“He’s just keeping his nose to the grind, and wherever they put him, he’s able to be successful and still show he’s a dangerous receiver,” said Anthony Armstrong, Moss’s teammate of two seasons, whom the Redskins released Friday. He signed with the Miami Dolphins on Saturday.
Moss said he never wavered in his confidence over making the team, and never felt threatened by the competition.
“I’ve never been insecure,” Moss said. “So when it comes to [competition], I always look at it as, ‘You line up next to me and show me that you’re better than me.’ . . . We’re a team, so if I have to do something different than what I had to do before, then cool, because I can line up with the best of them.”
To understand Moss’s sense of contentment with his situation, one must go back to his days at Miami Carol City High School, where as a skinny, 5-foot-6 kid, he made the varsity squad, but found opportunities hard to come by.
His first year on varsity, Moss saw only three balls come his way. Not much changed the following year and Moss wanted to transfer to another school, but his father wouldn’t let him.
“It took me two, three years for the coach to finally say, ‘Okay, you’re ready now.’ And I’m thinking, ‘Coach, I been out here running my routes.’ But I appreciated it,” Moss said. “As I seen my senior year, we won the state championship and I was, quote unquote, that guy. I was like, ‘Wow.’ Dad told me to stay, and I was always humble about the situation, I never had any outbursts or anything. But it showed me that if you work hard and wait patiently, good things will come to you.”
Even after that state championship campaign, which saw Moss record 25 catches for 600 yards and 12 touchdowns, doors were slow to open for him. He got into Miami on a track scholarship and then earned a spot on the football team before finally developing into a first round draft pick four years later.
Moss got off to a slow start in the NFL as well. An injury forced him out of the first 11 games of his rookie season, and he didn’t become a full-time starter until his third season. Nine years later, Moss has made one Pro Bowl appearance and recorded four 1,000-yard seasons (three with Washington). He counts himself fortunate, especially considering his longevity both with the Redskins and in the NFL as a whole. Of the receivers drafted his rookie year in 2001, only Moss, Indianapolis’s Reggie Wayne and Carolina’s Steve Smith are still in the league.
“He’s probably one of the best guys I’ve been around that understands the game and understands his role and how he fits. That’s why he’s been able to last so long,” linebacker Lorenzo Alexander said. “And he’s a real humble guy. Even though he’s been a top receiver, Pro Bowl guy, at the top of his game, he’s never been a prima donna. And that’s what you love to see in a guy.”

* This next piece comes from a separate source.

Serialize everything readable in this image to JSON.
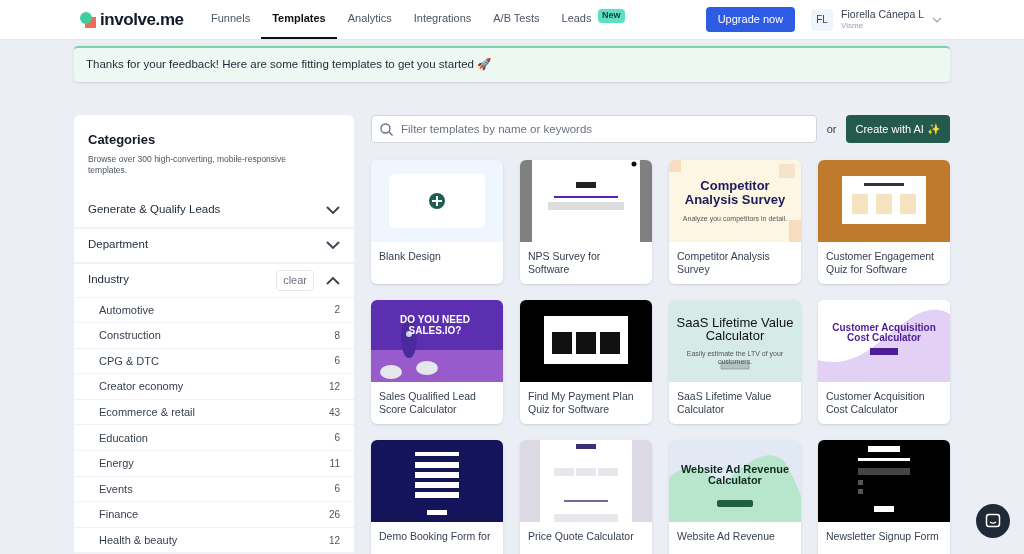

Kyle Shanahan said this summer that he still sees Moss as “one of the premier guys in the NFL at that [slot receiver] position.” And despite his reduced role, Garcon and rookie quarterback Robert Griffin III say Moss remains the leader of the receiver position.
“I am throwing it to Santana if I get in trouble,” Griffin said. “It’s just something that comes about with the flow of the play. If the play breaks down, Santana just happens to have more experience in following the quarterback.”
Moss appreciates the respect of his teammates, but at this point in his career, recognition isn’t something he seeks. Having made the playoffs with Washington only twice since 2005, he only wants to win.
“It’s bad. It’s real bad,” Moss said of his increasing contempt for losing. “But with that said, man, the only way to get that taste out of your mouth or conquer what you’re feeling is to go out there and do it. . . . Receivers can have a losing season as a team and have a great statistical season as a receiver. . . . My success is based on what the team does. I’m all about winning. And if you can’t win, you ain’t successful.”